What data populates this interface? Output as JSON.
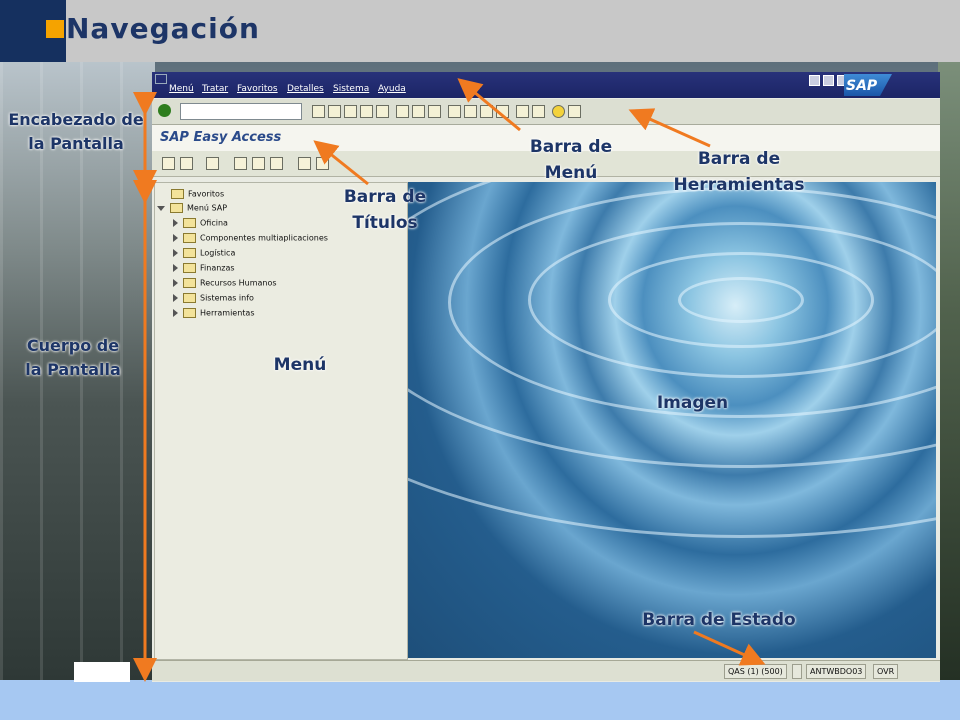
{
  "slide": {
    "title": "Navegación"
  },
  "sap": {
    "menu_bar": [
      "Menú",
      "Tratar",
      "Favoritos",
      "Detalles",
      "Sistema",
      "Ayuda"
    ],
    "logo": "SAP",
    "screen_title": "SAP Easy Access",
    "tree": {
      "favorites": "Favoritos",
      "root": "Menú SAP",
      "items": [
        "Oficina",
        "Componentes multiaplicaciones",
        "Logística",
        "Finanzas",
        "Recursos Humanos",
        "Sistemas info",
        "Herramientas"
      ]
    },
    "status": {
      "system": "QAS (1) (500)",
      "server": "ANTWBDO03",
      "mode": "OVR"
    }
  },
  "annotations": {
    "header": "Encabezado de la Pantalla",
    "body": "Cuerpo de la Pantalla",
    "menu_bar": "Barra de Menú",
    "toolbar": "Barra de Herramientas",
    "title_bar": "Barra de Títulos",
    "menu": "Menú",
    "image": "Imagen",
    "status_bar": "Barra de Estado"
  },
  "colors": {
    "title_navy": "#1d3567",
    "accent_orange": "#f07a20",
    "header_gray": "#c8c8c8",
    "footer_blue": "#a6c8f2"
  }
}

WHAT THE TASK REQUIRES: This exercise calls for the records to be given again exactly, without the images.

REPLY:
What data populates this interface? Output as JSON.
{
  "slide": {
    "title": "Navegación"
  },
  "sap": {
    "menu_bar": [
      "Menú",
      "Tratar",
      "Favoritos",
      "Detalles",
      "Sistema",
      "Ayuda"
    ],
    "logo": "SAP",
    "screen_title": "SAP Easy Access",
    "tree": {
      "favorites": "Favoritos",
      "root": "Menú SAP",
      "items": [
        "Oficina",
        "Componentes multiaplicaciones",
        "Logística",
        "Finanzas",
        "Recursos Humanos",
        "Sistemas info",
        "Herramientas"
      ]
    },
    "status": {
      "system": "QAS (1) (500)",
      "server": "ANTWBDO03",
      "mode": "OVR"
    }
  },
  "annotations": {
    "header": "Encabezado de la Pantalla",
    "body": "Cuerpo de la Pantalla",
    "menu_bar": "Barra de Menú",
    "toolbar": "Barra de Herramientas",
    "title_bar": "Barra de Títulos",
    "menu": "Menú",
    "image": "Imagen",
    "status_bar": "Barra de Estado"
  },
  "colors": {
    "title_navy": "#1d3567",
    "accent_orange": "#f07a20",
    "header_gray": "#c8c8c8",
    "footer_blue": "#a6c8f2"
  }
}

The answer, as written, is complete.